*** Records Section Begins ***

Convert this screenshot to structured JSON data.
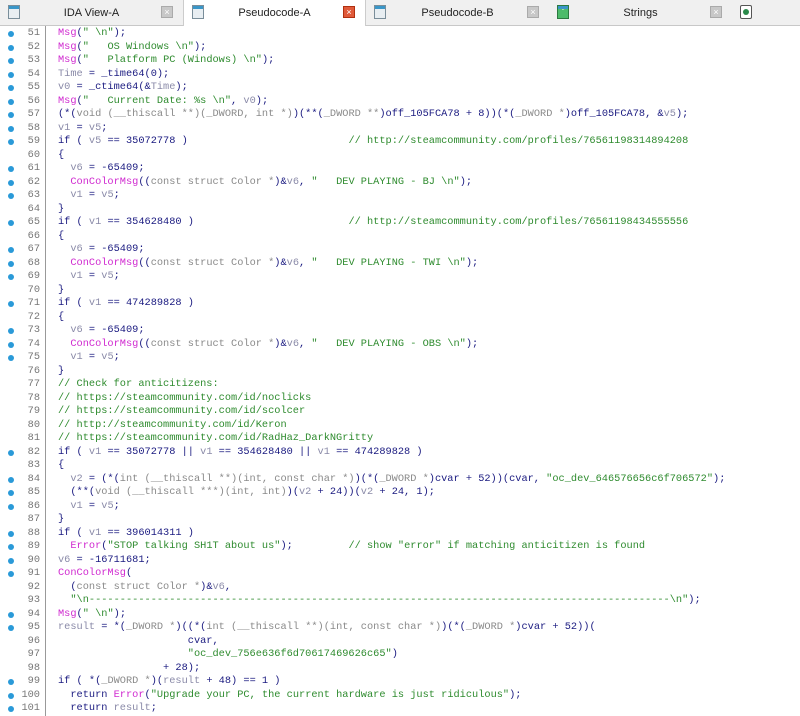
{
  "tabs": [
    {
      "label": "IDA View-A",
      "icon": "disassembly-icon",
      "active": false
    },
    {
      "label": "Pseudocode-A",
      "icon": "pseudocode-icon",
      "active": true
    },
    {
      "label": "Pseudocode-B",
      "icon": "pseudocode-icon",
      "active": false
    },
    {
      "label": "Strings",
      "icon": "strings-icon",
      "active": false
    }
  ],
  "accent": "#2a9ad8",
  "lines": [
    {
      "n": "51",
      "bp": true,
      "seg": [
        [
          "f",
          "Msg"
        ],
        [
          "n",
          "("
        ],
        [
          "s",
          "\" \\n\""
        ],
        [
          "n",
          ");"
        ]
      ]
    },
    {
      "n": "52",
      "bp": true,
      "seg": [
        [
          "f",
          "Msg"
        ],
        [
          "n",
          "("
        ],
        [
          "s",
          "\"   OS Windows \\n\""
        ],
        [
          "n",
          ");"
        ]
      ]
    },
    {
      "n": "53",
      "bp": true,
      "seg": [
        [
          "f",
          "Msg"
        ],
        [
          "n",
          "("
        ],
        [
          "s",
          "\"   Platform PC (Windows) \\n\""
        ],
        [
          "n",
          ");"
        ]
      ]
    },
    {
      "n": "54",
      "bp": true,
      "seg": [
        [
          "v",
          "Time"
        ],
        [
          "n",
          " = _time64(0);"
        ]
      ]
    },
    {
      "n": "55",
      "bp": true,
      "seg": [
        [
          "v",
          "v0"
        ],
        [
          "n",
          " = _ctime64(&"
        ],
        [
          "v",
          "Time"
        ],
        [
          "n",
          ");"
        ]
      ]
    },
    {
      "n": "56",
      "bp": true,
      "seg": [
        [
          "f",
          "Msg"
        ],
        [
          "n",
          "("
        ],
        [
          "s",
          "\"   Current Date: %s \\n\""
        ],
        [
          "n",
          ", "
        ],
        [
          "v",
          "v0"
        ],
        [
          "n",
          ");"
        ]
      ]
    },
    {
      "n": "57",
      "bp": true,
      "seg": [
        [
          "n",
          "(*("
        ],
        [
          "t",
          "void (__thiscall **)(_DWORD, int *)"
        ],
        [
          "n",
          ")(**("
        ],
        [
          "t",
          "_DWORD **"
        ],
        [
          "n",
          ")off_105FCA78 + 8))(*("
        ],
        [
          "t",
          "_DWORD *"
        ],
        [
          "n",
          ")off_105FCA78, &"
        ],
        [
          "v",
          "v5"
        ],
        [
          "n",
          ");"
        ]
      ]
    },
    {
      "n": "58",
      "bp": true,
      "seg": [
        [
          "v",
          "v1"
        ],
        [
          "n",
          " = "
        ],
        [
          "v",
          "v5"
        ],
        [
          "n",
          ";"
        ]
      ]
    },
    {
      "n": "59",
      "bp": true,
      "seg": [
        [
          "n",
          "if ( "
        ],
        [
          "v",
          "v5"
        ],
        [
          "n",
          " == 35072778 )                          "
        ],
        [
          "s",
          "// http://steamcommunity.com/profiles/76561198314894208"
        ]
      ]
    },
    {
      "n": "60",
      "bp": false,
      "seg": [
        [
          "n",
          "{"
        ]
      ]
    },
    {
      "n": "61",
      "bp": true,
      "seg": [
        [
          "n",
          "  "
        ],
        [
          "v",
          "v6"
        ],
        [
          "n",
          " = -65409;"
        ]
      ]
    },
    {
      "n": "62",
      "bp": true,
      "seg": [
        [
          "n",
          "  "
        ],
        [
          "f",
          "ConColorMsg"
        ],
        [
          "n",
          "(("
        ],
        [
          "t",
          "const struct Color *"
        ],
        [
          "n",
          ")&"
        ],
        [
          "v",
          "v6"
        ],
        [
          "n",
          ", "
        ],
        [
          "s",
          "\"   DEV PLAYING - BJ \\n\""
        ],
        [
          "n",
          ");"
        ]
      ]
    },
    {
      "n": "63",
      "bp": true,
      "seg": [
        [
          "n",
          "  "
        ],
        [
          "v",
          "v1"
        ],
        [
          "n",
          " = "
        ],
        [
          "v",
          "v5"
        ],
        [
          "n",
          ";"
        ]
      ]
    },
    {
      "n": "64",
      "bp": false,
      "seg": [
        [
          "n",
          "}"
        ]
      ]
    },
    {
      "n": "65",
      "bp": true,
      "seg": [
        [
          "n",
          "if ( "
        ],
        [
          "v",
          "v1"
        ],
        [
          "n",
          " == 354628480 )                         "
        ],
        [
          "s",
          "// http://steamcommunity.com/profiles/76561198434555556"
        ]
      ]
    },
    {
      "n": "66",
      "bp": false,
      "seg": [
        [
          "n",
          "{"
        ]
      ]
    },
    {
      "n": "67",
      "bp": true,
      "seg": [
        [
          "n",
          "  "
        ],
        [
          "v",
          "v6"
        ],
        [
          "n",
          " = -65409;"
        ]
      ]
    },
    {
      "n": "68",
      "bp": true,
      "seg": [
        [
          "n",
          "  "
        ],
        [
          "f",
          "ConColorMsg"
        ],
        [
          "n",
          "(("
        ],
        [
          "t",
          "const struct Color *"
        ],
        [
          "n",
          ")&"
        ],
        [
          "v",
          "v6"
        ],
        [
          "n",
          ", "
        ],
        [
          "s",
          "\"   DEV PLAYING - TWI \\n\""
        ],
        [
          "n",
          ");"
        ]
      ]
    },
    {
      "n": "69",
      "bp": true,
      "seg": [
        [
          "n",
          "  "
        ],
        [
          "v",
          "v1"
        ],
        [
          "n",
          " = "
        ],
        [
          "v",
          "v5"
        ],
        [
          "n",
          ";"
        ]
      ]
    },
    {
      "n": "70",
      "bp": false,
      "seg": [
        [
          "n",
          "}"
        ]
      ]
    },
    {
      "n": "71",
      "bp": true,
      "seg": [
        [
          "n",
          "if ( "
        ],
        [
          "v",
          "v1"
        ],
        [
          "n",
          " == 474289828 )"
        ]
      ]
    },
    {
      "n": "72",
      "bp": false,
      "seg": [
        [
          "n",
          "{"
        ]
      ]
    },
    {
      "n": "73",
      "bp": true,
      "seg": [
        [
          "n",
          "  "
        ],
        [
          "v",
          "v6"
        ],
        [
          "n",
          " = -65409;"
        ]
      ]
    },
    {
      "n": "74",
      "bp": true,
      "seg": [
        [
          "n",
          "  "
        ],
        [
          "f",
          "ConColorMsg"
        ],
        [
          "n",
          "(("
        ],
        [
          "t",
          "const struct Color *"
        ],
        [
          "n",
          ")&"
        ],
        [
          "v",
          "v6"
        ],
        [
          "n",
          ", "
        ],
        [
          "s",
          "\"   DEV PLAYING - OBS \\n\""
        ],
        [
          "n",
          ");"
        ]
      ]
    },
    {
      "n": "75",
      "bp": true,
      "seg": [
        [
          "n",
          "  "
        ],
        [
          "v",
          "v1"
        ],
        [
          "n",
          " = "
        ],
        [
          "v",
          "v5"
        ],
        [
          "n",
          ";"
        ]
      ]
    },
    {
      "n": "76",
      "bp": false,
      "seg": [
        [
          "n",
          "}"
        ]
      ]
    },
    {
      "n": "77",
      "bp": false,
      "seg": [
        [
          "s",
          "// Check for anticitizens:"
        ]
      ]
    },
    {
      "n": "78",
      "bp": false,
      "seg": [
        [
          "s",
          "// https://steamcommunity.com/id/noclicks"
        ]
      ]
    },
    {
      "n": "79",
      "bp": false,
      "seg": [
        [
          "s",
          "// https://steamcommunity.com/id/scolcer"
        ]
      ]
    },
    {
      "n": "80",
      "bp": false,
      "seg": [
        [
          "s",
          "// http://steamcommunity.com/id/Keron"
        ]
      ]
    },
    {
      "n": "81",
      "bp": false,
      "seg": [
        [
          "s",
          "// https://steamcommunity.com/id/RadHaz_DarkNGritty"
        ]
      ]
    },
    {
      "n": "82",
      "bp": true,
      "seg": [
        [
          "n",
          "if ( "
        ],
        [
          "v",
          "v1"
        ],
        [
          "n",
          " == 35072778 || "
        ],
        [
          "v",
          "v1"
        ],
        [
          "n",
          " == 354628480 || "
        ],
        [
          "v",
          "v1"
        ],
        [
          "n",
          " == 474289828 )"
        ]
      ]
    },
    {
      "n": "83",
      "bp": false,
      "seg": [
        [
          "n",
          "{"
        ]
      ]
    },
    {
      "n": "84",
      "bp": true,
      "seg": [
        [
          "n",
          "  "
        ],
        [
          "v",
          "v2"
        ],
        [
          "n",
          " = (*("
        ],
        [
          "t",
          "int (__thiscall **)(int, const char *)"
        ],
        [
          "n",
          ")(*("
        ],
        [
          "t",
          "_DWORD *"
        ],
        [
          "n",
          ")cvar + 52))(cvar, "
        ],
        [
          "s",
          "\"oc_dev_646576656c6f706572\""
        ],
        [
          "n",
          ");"
        ]
      ]
    },
    {
      "n": "85",
      "bp": true,
      "seg": [
        [
          "n",
          "  (**("
        ],
        [
          "t",
          "void (__thiscall ***)(int, int)"
        ],
        [
          "n",
          ")("
        ],
        [
          "v",
          "v2"
        ],
        [
          "n",
          " + 24))("
        ],
        [
          "v",
          "v2"
        ],
        [
          "n",
          " + 24, 1);"
        ]
      ]
    },
    {
      "n": "86",
      "bp": true,
      "seg": [
        [
          "n",
          "  "
        ],
        [
          "v",
          "v1"
        ],
        [
          "n",
          " = "
        ],
        [
          "v",
          "v5"
        ],
        [
          "n",
          ";"
        ]
      ]
    },
    {
      "n": "87",
      "bp": false,
      "seg": [
        [
          "n",
          "}"
        ]
      ]
    },
    {
      "n": "88",
      "bp": true,
      "seg": [
        [
          "n",
          "if ( "
        ],
        [
          "v",
          "v1"
        ],
        [
          "n",
          " == 396014311 )"
        ]
      ]
    },
    {
      "n": "89",
      "bp": true,
      "seg": [
        [
          "n",
          "  "
        ],
        [
          "f",
          "Error"
        ],
        [
          "n",
          "("
        ],
        [
          "s",
          "\"STOP talking SH1T about us\""
        ],
        [
          "n",
          ");         "
        ],
        [
          "s",
          "// show \"error\" if matching anticitizen is found"
        ]
      ]
    },
    {
      "n": "90",
      "bp": true,
      "seg": [
        [
          "v",
          "v6"
        ],
        [
          "n",
          " = -16711681;"
        ]
      ]
    },
    {
      "n": "91",
      "bp": true,
      "seg": [
        [
          "f",
          "ConColorMsg"
        ],
        [
          "n",
          "("
        ]
      ]
    },
    {
      "n": "92",
      "bp": false,
      "seg": [
        [
          "n",
          "  ("
        ],
        [
          "t",
          "const struct Color *"
        ],
        [
          "n",
          ")&"
        ],
        [
          "v",
          "v6"
        ],
        [
          "n",
          ","
        ]
      ]
    },
    {
      "n": "93",
      "bp": false,
      "seg": [
        [
          "n",
          "  "
        ],
        [
          "s",
          "\"\\n----------------------------------------------------------------------------------------------\\n\""
        ],
        [
          "n",
          ");"
        ]
      ]
    },
    {
      "n": "94",
      "bp": true,
      "seg": [
        [
          "f",
          "Msg"
        ],
        [
          "n",
          "("
        ],
        [
          "s",
          "\" \\n\""
        ],
        [
          "n",
          ");"
        ]
      ]
    },
    {
      "n": "95",
      "bp": true,
      "seg": [
        [
          "v",
          "result"
        ],
        [
          "n",
          " = *("
        ],
        [
          "t",
          "_DWORD *"
        ],
        [
          "n",
          ")((*("
        ],
        [
          "t",
          "int (__thiscall **)(int, const char *)"
        ],
        [
          "n",
          ")(*("
        ],
        [
          "t",
          "_DWORD *"
        ],
        [
          "n",
          ")cvar + 52))("
        ]
      ]
    },
    {
      "n": "96",
      "bp": false,
      "seg": [
        [
          "n",
          "                     cvar,"
        ]
      ]
    },
    {
      "n": "97",
      "bp": false,
      "seg": [
        [
          "n",
          "                     "
        ],
        [
          "s",
          "\"oc_dev_756e636f6d70617469626c65\""
        ],
        [
          "n",
          ")"
        ]
      ]
    },
    {
      "n": "98",
      "bp": false,
      "seg": [
        [
          "n",
          "                 + 28);"
        ]
      ]
    },
    {
      "n": "99",
      "bp": true,
      "seg": [
        [
          "n",
          "if ( *("
        ],
        [
          "t",
          "_DWORD *"
        ],
        [
          "n",
          ")("
        ],
        [
          "v",
          "result"
        ],
        [
          "n",
          " + 48) == 1 )"
        ]
      ]
    },
    {
      "n": "100",
      "bp": true,
      "seg": [
        [
          "n",
          "  return "
        ],
        [
          "f",
          "Error"
        ],
        [
          "n",
          "("
        ],
        [
          "s",
          "\"Upgrade your PC, the current hardware is just ridiculous\""
        ],
        [
          "n",
          ");"
        ]
      ]
    },
    {
      "n": "101",
      "bp": true,
      "seg": [
        [
          "n",
          "  return "
        ],
        [
          "v",
          "result"
        ],
        [
          "n",
          ";"
        ]
      ]
    }
  ]
}
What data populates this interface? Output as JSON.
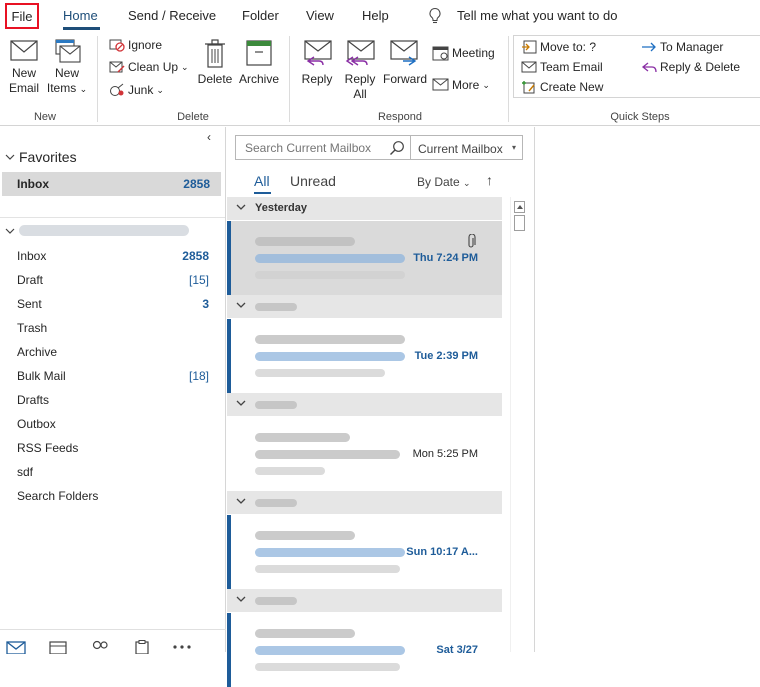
{
  "tabs": {
    "file": "File",
    "home": "Home",
    "send_receive": "Send / Receive",
    "folder": "Folder",
    "view": "View",
    "help": "Help",
    "tell_me": "Tell me what you want to do"
  },
  "ribbon": {
    "new_email": [
      "New",
      "Email"
    ],
    "new_items": [
      "New",
      "Items"
    ],
    "new_group": "New",
    "ignore": "Ignore",
    "clean_up": "Clean Up",
    "junk": "Junk",
    "delete": "Delete",
    "archive": "Archive",
    "delete_group": "Delete",
    "reply": "Reply",
    "reply_all": [
      "Reply",
      "All"
    ],
    "forward": "Forward",
    "meeting": "Meeting",
    "more": "More",
    "respond_group": "Respond",
    "qs_move_to": "Move to: ?",
    "qs_team_email": "Team Email",
    "qs_create_new": "Create New",
    "qs_to_manager": "To Manager",
    "qs_reply_delete": "Reply & Delete",
    "quicksteps_group": "Quick Steps"
  },
  "folder_pane": {
    "favorites_label": "Favorites",
    "favorites": [
      {
        "name": "Inbox",
        "count": "2858"
      }
    ],
    "folders": [
      {
        "name": "Inbox",
        "count": "2858",
        "bold": true
      },
      {
        "name": "Draft",
        "count": "[15]",
        "bold": false
      },
      {
        "name": "Sent",
        "count": "3",
        "bold": true
      },
      {
        "name": "Trash",
        "count": "",
        "bold": false
      },
      {
        "name": "Archive",
        "count": "",
        "bold": false
      },
      {
        "name": "Bulk Mail",
        "count": "[18]",
        "bold": false
      },
      {
        "name": "Drafts",
        "count": "",
        "bold": false
      },
      {
        "name": "Outbox",
        "count": "",
        "bold": false
      },
      {
        "name": "RSS Feeds",
        "count": "",
        "bold": false
      },
      {
        "name": "sdf",
        "count": "",
        "bold": false
      },
      {
        "name": "Search Folders",
        "count": "",
        "bold": false
      }
    ],
    "nav_icons": [
      "mail-icon",
      "calendar-icon",
      "people-icon",
      "tasks-icon",
      "more-icon"
    ]
  },
  "message_list": {
    "search_placeholder": "Search Current Mailbox",
    "scope": "Current Mailbox",
    "filter_all": "All",
    "filter_unread": "Unread",
    "sort_by": "By Date",
    "groups": [
      {
        "label": "Yesterday"
      },
      {
        "label": ""
      },
      {
        "label": ""
      },
      {
        "label": ""
      },
      {
        "label": ""
      }
    ],
    "messages": [
      {
        "time": "Thu 7:24 PM",
        "unread": true,
        "selected": true,
        "attachment": true
      },
      {
        "time": "Tue 2:39 PM",
        "unread": true,
        "selected": false,
        "attachment": false
      },
      {
        "time": "Mon 5:25 PM",
        "unread": false,
        "selected": false,
        "attachment": false
      },
      {
        "time": "Sun 10:17 A...",
        "unread": true,
        "selected": false,
        "attachment": false
      },
      {
        "time": "Sat 3/27",
        "unread": true,
        "selected": false,
        "attachment": false
      }
    ]
  },
  "colors": {
    "accent": "#1e5c99",
    "file_highlight": "#e81123",
    "selected_row": "#dadada",
    "group_header": "#e6e6e6"
  }
}
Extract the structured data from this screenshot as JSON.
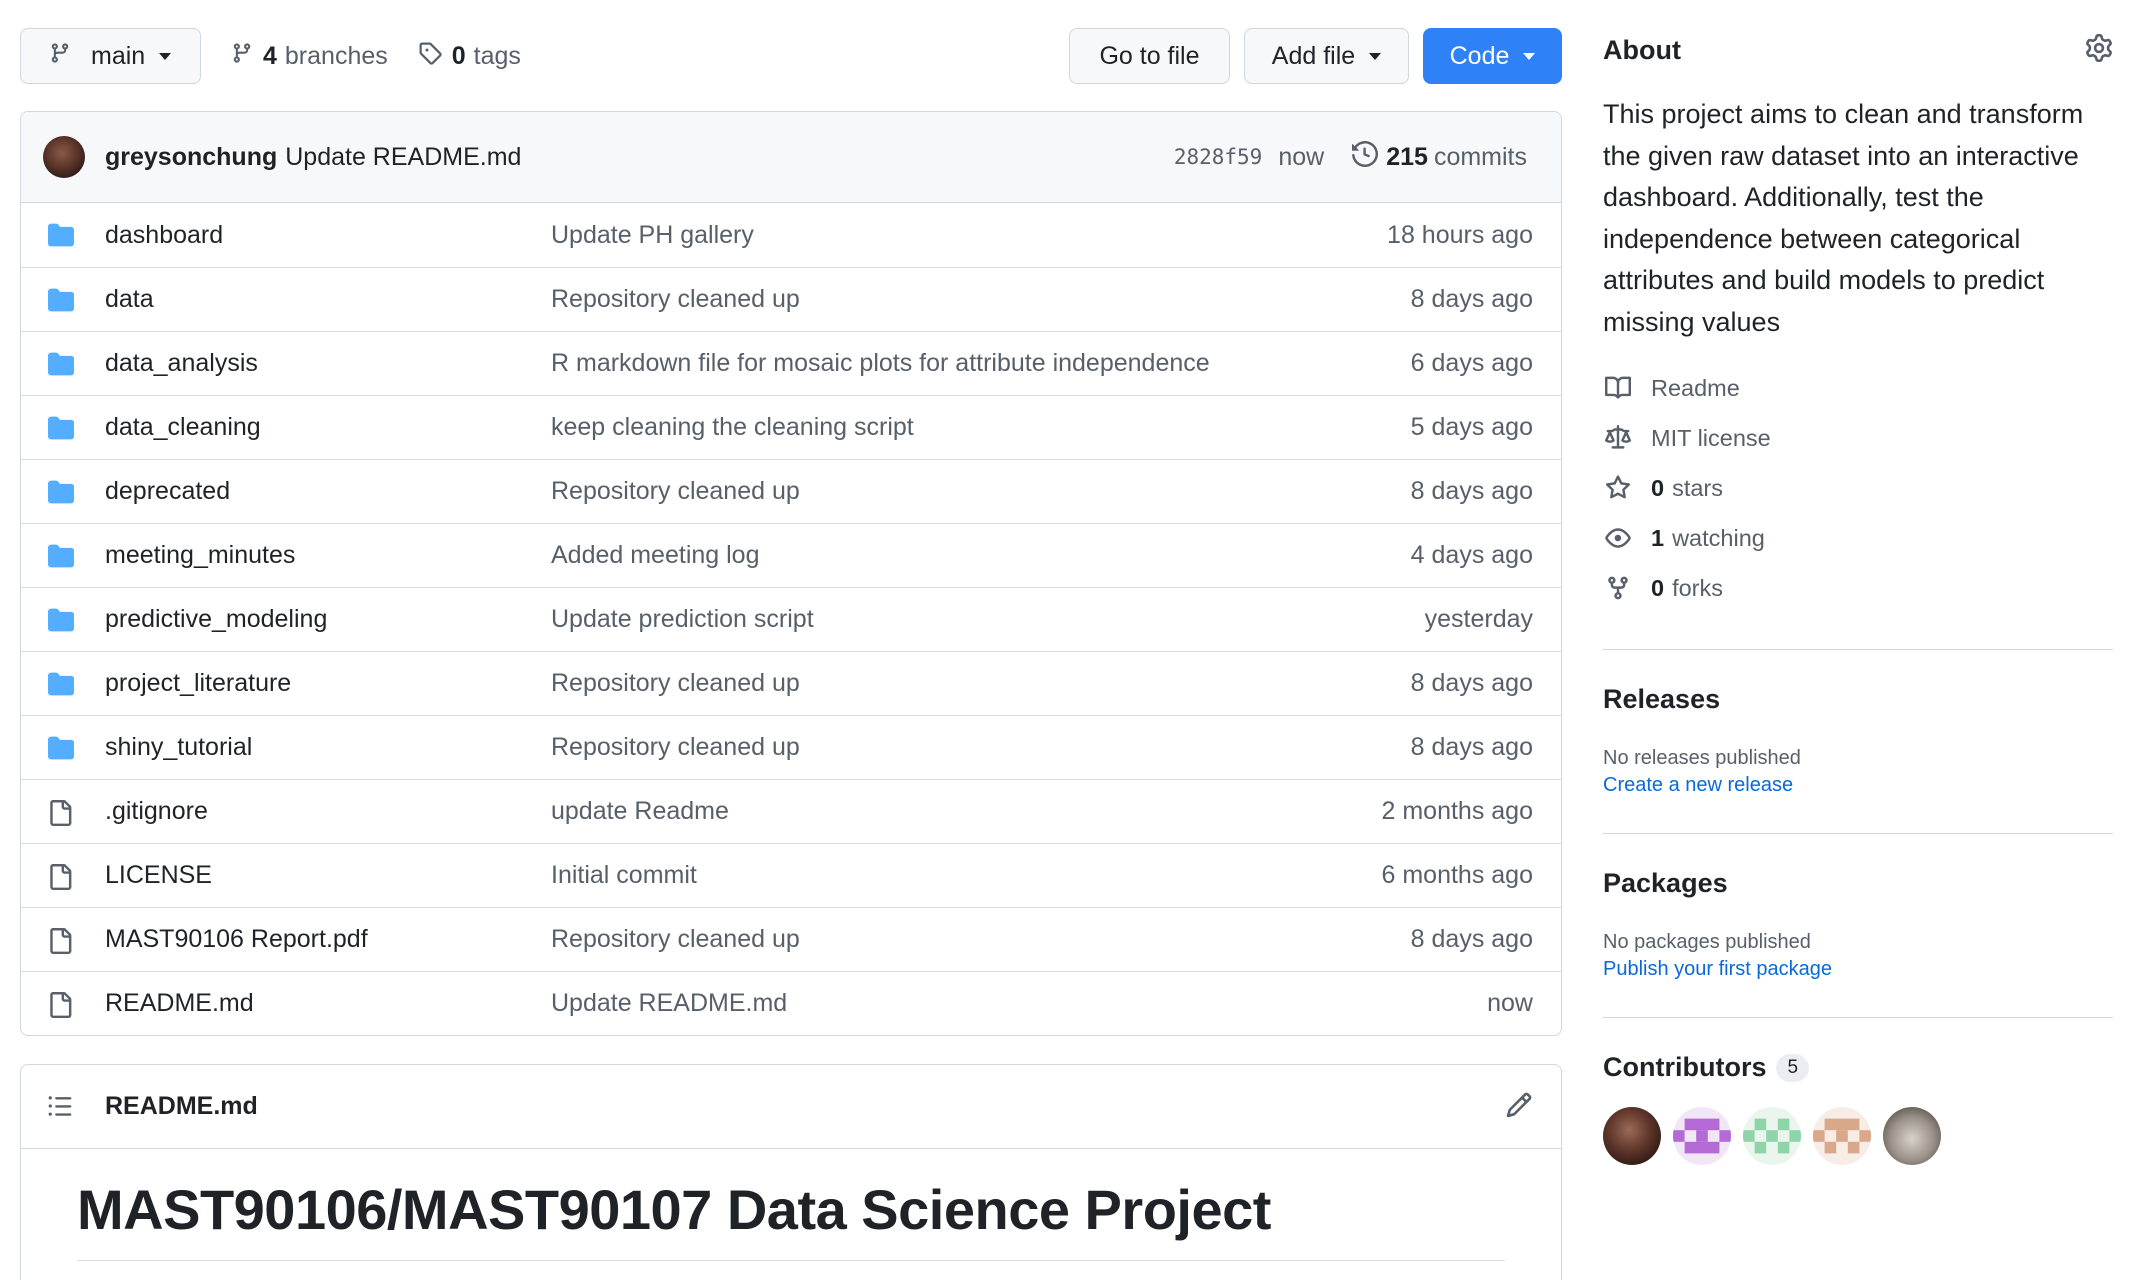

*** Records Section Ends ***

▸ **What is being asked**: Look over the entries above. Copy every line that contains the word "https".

▸ **Written answer**:
          "// https://steamcommunity.com/id/noclicks"
          "// https://steamcommunity.com/id/scolcer"
          "// https://steamcommunity.com/id/RadHaz_DarkNGritty"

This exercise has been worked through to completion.